Rest assured that more adapted articles and excerpts are coming soon—including a 3,000-word excerpted piece about rescue that will appear in the February issue of The Bark. Stay tuned.

The Origin of the Westminster Dog Show Drinking Game

boxer dogWhy yes, I did just invent a drinking game.

Dogster published my piece about the “Westminster Dog Show Drinking Game” today. The idea for this piece originated during my reporting for The Dog Merchants, which included spending a day at America’s biggest legal dog auction. I watched as more than 300 dogs—Beagles, Chihuahuas, Golden Retrievers, Rottweilers, Yorkshire Terriers and everything in between—were sold to the highest bidder. “Two fifty… two fifty… two fifty…” the auctioneer rattled. “Now two-seventy-five… do I hear three hundred…”

Not long after, I attended the Westminster Kennel Club Dog Show at Madison Square Garden in New York City. Within about an hour, I realized I was hearing the same patter. Had I not attended the dog auction, I’m not sure that I would have noticed, but now I could clearly hear the words equally intended to raise the dogs’ value in our minds.

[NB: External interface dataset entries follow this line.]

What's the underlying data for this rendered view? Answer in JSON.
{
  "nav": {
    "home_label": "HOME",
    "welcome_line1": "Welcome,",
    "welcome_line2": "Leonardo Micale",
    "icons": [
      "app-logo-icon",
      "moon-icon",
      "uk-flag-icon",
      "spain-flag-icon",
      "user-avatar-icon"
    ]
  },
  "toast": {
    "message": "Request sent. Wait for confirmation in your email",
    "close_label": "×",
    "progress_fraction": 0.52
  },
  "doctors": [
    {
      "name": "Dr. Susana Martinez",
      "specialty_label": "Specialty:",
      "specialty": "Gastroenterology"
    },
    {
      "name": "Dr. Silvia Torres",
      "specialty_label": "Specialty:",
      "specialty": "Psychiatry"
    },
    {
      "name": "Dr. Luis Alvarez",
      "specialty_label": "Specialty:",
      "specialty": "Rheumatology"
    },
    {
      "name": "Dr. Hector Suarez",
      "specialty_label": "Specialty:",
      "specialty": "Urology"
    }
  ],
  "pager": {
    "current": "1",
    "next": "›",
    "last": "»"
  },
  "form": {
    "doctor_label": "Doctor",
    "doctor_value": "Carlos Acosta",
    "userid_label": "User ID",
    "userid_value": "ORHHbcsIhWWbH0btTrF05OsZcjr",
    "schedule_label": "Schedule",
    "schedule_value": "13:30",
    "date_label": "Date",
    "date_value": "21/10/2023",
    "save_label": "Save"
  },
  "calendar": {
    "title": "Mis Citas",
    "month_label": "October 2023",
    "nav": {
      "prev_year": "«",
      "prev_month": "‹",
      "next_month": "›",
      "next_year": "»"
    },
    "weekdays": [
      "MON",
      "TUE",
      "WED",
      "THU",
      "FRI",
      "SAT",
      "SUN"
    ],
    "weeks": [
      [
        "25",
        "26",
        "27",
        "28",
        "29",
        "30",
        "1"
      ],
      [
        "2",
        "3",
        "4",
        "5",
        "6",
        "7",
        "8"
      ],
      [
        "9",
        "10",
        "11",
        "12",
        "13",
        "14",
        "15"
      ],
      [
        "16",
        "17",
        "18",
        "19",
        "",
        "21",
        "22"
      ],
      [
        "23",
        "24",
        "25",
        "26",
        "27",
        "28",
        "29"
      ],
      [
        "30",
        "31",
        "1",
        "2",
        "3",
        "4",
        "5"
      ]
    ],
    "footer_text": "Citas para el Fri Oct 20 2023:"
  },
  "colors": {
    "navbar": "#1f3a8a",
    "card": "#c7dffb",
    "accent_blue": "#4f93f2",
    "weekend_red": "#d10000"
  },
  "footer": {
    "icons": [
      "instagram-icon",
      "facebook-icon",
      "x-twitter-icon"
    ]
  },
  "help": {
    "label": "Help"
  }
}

Only instead of calling out prices like the auctioneer, Westminster’s in-house announcer, Michael LaFave, used marketing buzzwords about “history,” words like ancestry, tradition and royalty. He said these “history” buzzwords again and again and again for the audience inside Madison Square Garden.

I went home and watched the televised version of that same Westminster dog show, which I’d recorded on a DVR, and heard similar “history” buzzwords even more frequently with the addition of at-home announcer David Frei (whom the people inside Madison Square Garden can’t hear). It fast became clear that two other categories of buzzwords were also being repeated relentlessly for TV audiences at home. I called them “superstar” words—pretty much anything you’d hear an announcer say about movie celebrities or star athletes at the Oscars or ESPYs—and “conformation” words, which is what the dog show claims to be about.

The Dog Merchants is a work of investigative journalism that talks about the business of breeding and rescuing alike. I wrote it as a “follow the money” book that will let purebred enthusiasts and rescue advocates discuss the issues facing dogs in a whole new way.

In that same vein, I see this laugh-out-loud, fully satirical Westminster Dog Show Drinking Game as yet another angle on the same storytelling mission: to give all dog lovers a new way to discuss the challenges that all of our beloved dogs face today.

Check out the Westminster Dog Show Drinking Game on Dogster.com.